At the other end, there are places like my mom’s house. All over that place you can find little memory nuggets in the shape of childhood pictures for example. She took literally thousands of them – often to our chagrin – but come today I’m really happy she did. After all, in doing so she managed to freeze time for a little while.
All these photo prints started to live a life of their own in the end: a few albums at my sister’s, some at my grandparents, others at my place. And if losing them wasn’t an issue, it would only take one single disaster for our last access to those memories to disappear as well.
So I wanted to archive these moments, and at the same time make sure they were properly archived and where possible categorised. I knew a flatbed scanner can produce amazing results, but no way I’d ever manage to scan thousands upon thousands of pictures at a rate of a few minutes for each photograph. So I started to research batch photo scanners. Fortunately the universe aligned with my quest once more when I received a press release announcing the Epson FF-680W. Promising 30 scanned photos in 30 seconds, it sure got my attention. A few mails back and forth, a review sample got delivered to my front door.
I eagerly unboxed the scanner and had my mom and sister deliver a plethora of folders, boxes and albums full of pictures. The installation of the scanner couldn’t be simpler. In less than 5 minutes I had a WiFi scanner shining on my desk. It features a clean black design that can be folded open for operation. There’s only a few easy buttons. When you’re done, you just close it down in a single movement, making it a beautiful and compact thing – for a scanner that is.

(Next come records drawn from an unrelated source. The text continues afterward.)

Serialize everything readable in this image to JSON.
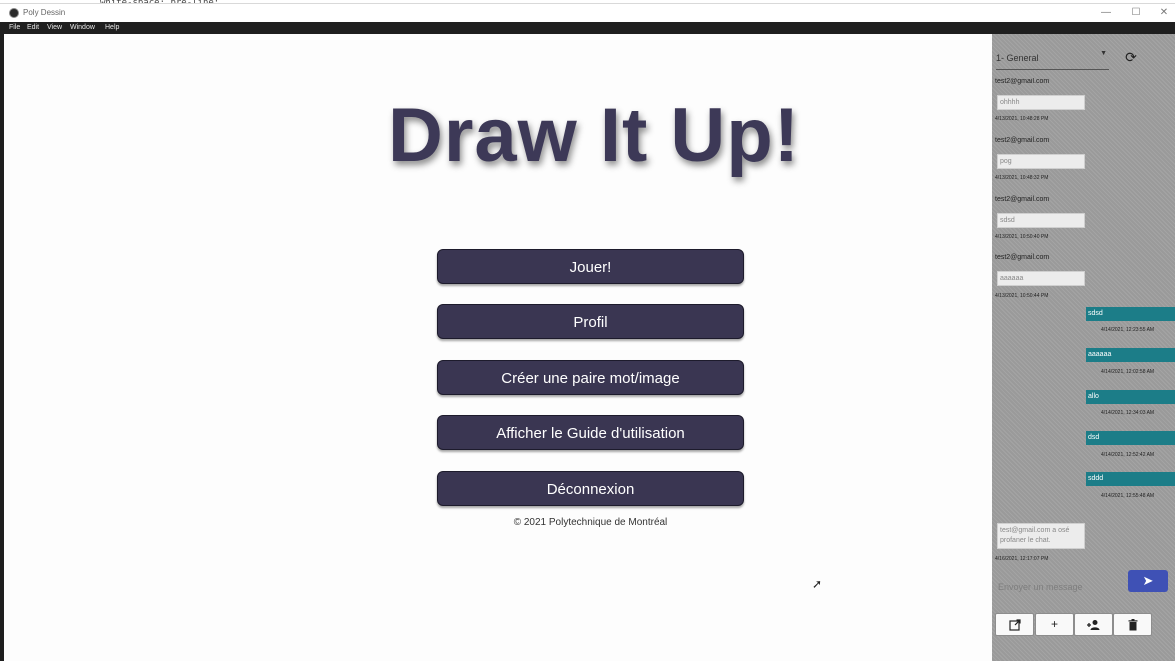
{
  "window": {
    "title": "Poly Dessin",
    "minimize": "—",
    "maximize": "☐",
    "close": "✕"
  },
  "background_code": "white-space: pre-line;",
  "menu": [
    "File",
    "Edit",
    "View",
    "Window",
    "Help"
  ],
  "main": {
    "title": "Draw It Up!",
    "buttons": [
      "Jouer!",
      "Profil",
      "Créer une paire mot/image",
      "Afficher le Guide d'utilisation",
      "Déconnexion"
    ],
    "footer": "© 2021 Polytechnique de Montréal"
  },
  "chat": {
    "channel": "1- General",
    "incoming": [
      {
        "sender": "test2@gmail.com",
        "text": "ohhhh",
        "time": "4/13/2021, 10:48:28 PM"
      },
      {
        "sender": "test2@gmail.com",
        "text": "pog",
        "time": "4/13/2021, 10:48:32 PM"
      },
      {
        "sender": "test2@gmail.com",
        "text": "sdsd",
        "time": "4/13/2021, 10:50:40 PM"
      },
      {
        "sender": "test2@gmail.com",
        "text": "aaaaaa",
        "time": "4/13/2021, 10:50:44 PM"
      }
    ],
    "outgoing": [
      {
        "text": "sdsd",
        "time": "4/14/2021, 12:23:55 AM"
      },
      {
        "text": "aaaaaa",
        "time": "4/14/2021, 12:02:58 AM"
      },
      {
        "text": "allo",
        "time": "4/14/2021, 12:34:03 AM"
      },
      {
        "text": "dsd",
        "time": "4/14/2021, 12:52:42 AM"
      },
      {
        "text": "sddd",
        "time": "4/14/2021, 12:55:48 AM"
      }
    ],
    "system": {
      "text": "test@gmail.com a osé profaner le chat.",
      "time": "4/16/2021, 12:17:07 PM"
    },
    "input_placeholder": "Envoyer un message",
    "icons": {
      "refresh": "refresh-icon",
      "send": "send-icon",
      "toolbar": [
        "open-external-icon",
        "add-icon",
        "add-user-icon",
        "delete-icon"
      ]
    }
  }
}
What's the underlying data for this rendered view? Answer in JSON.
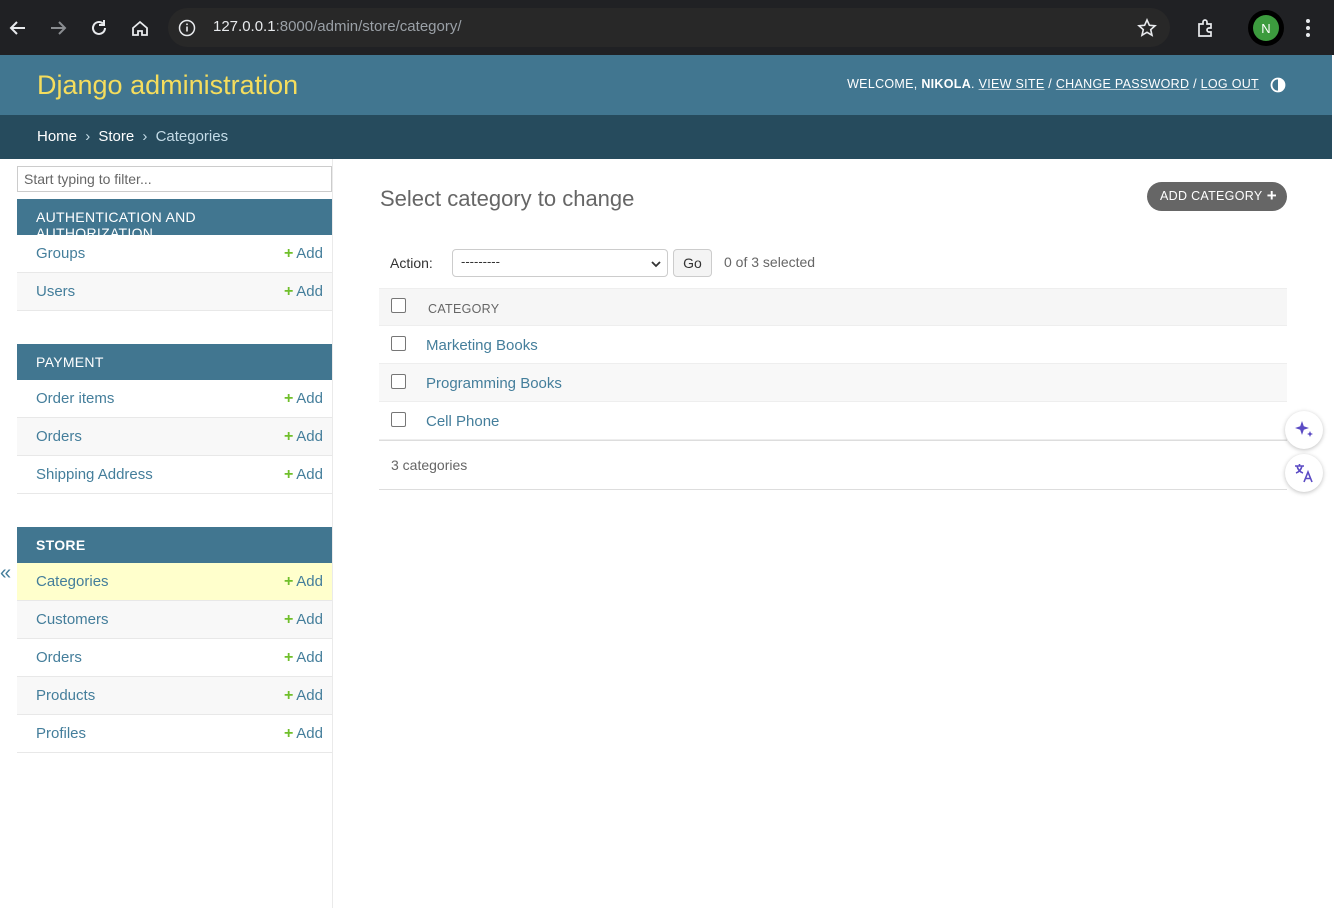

But, apart from the pretty nice design, the software truly exceeded any expectations. I just had to stack a batch of photos in the scanner’s tray and got queried to add some basic metadata like subject and date. This could vary from rough decades to a specific month. I then had the option to scan the back side as well, as this scanner features dual optics. I hit the Scan button and boom!
At first it felt like the scanner was just devouring the photos and spitting them out at the bottom without even looking at them, but I couldn’t be more wrong. This wasn’t just scanning, because all the processing happened really fast and the results came out correctly. Images were even automatically rotated, orientated and more.
I found the images had a crisp and high quality – certainly high enough for my archiving purposes. Of course it doesn’t have the same lattitude as a film scan, but when all that you have left are prints, this scanner still delivers a more than decent result and a great digital copy.
On top of all that, the software also added correct metadata, which is even greater when you add these scans to your photo systems like Photos, Lightroom, Google Photos or others.
And even there the powerhouse doesn’t stop. The Epson FF-680W also revealed itself as a perfect scanner for business purposes when scanning documents like invoices or even grocery receipts. Put in a two foot long receipt and it just slides through, automatically adding that it’s indeed a receipt, reading the document to search for a date, and applying that to the file. In my busy life, that feature alone makes its price worth the wile.
Now, how about any downsides? Of course there are some. Processing a few batches of photos at once can take a while for example, and scanning a batch of documents leads to … a single large PDF file. Pictures on the contrary are nicely separated into different files. But, at this point maybe I should point out that the software offers a lot of options, and I’m sure I haven’t managed to get through them all.
The scanner works best with photos in a box. When you have photos which were pasted in an album it can have an issue with leftover bits of glue.
Also, when scanning a consecutive batch, it would be nice to add a small time offset. Let me explain this. I always rename my photos to KVDS-YYYYMMDD-HHMMSS. However, all scans are set to exactly the same time, making sorting based on time a mess. Setting them at 12:00:01 for the first, 12:00:02 for the second, etc, would make my life easier. But hey, maybe I’m just power-user nitpicking here. Regular users won’t have that problem at all.
To conclude this story, if you’re looking for a scanner that is both great with photos and devours all your paperwork in a matter of seconds, then the Epson FF-680W is what you’re looking for. In fact, when I had to send back my review machine, I immediately bought one for myself. That’s the level of good we’re talking about.
EPSON FF-680W is available for €599.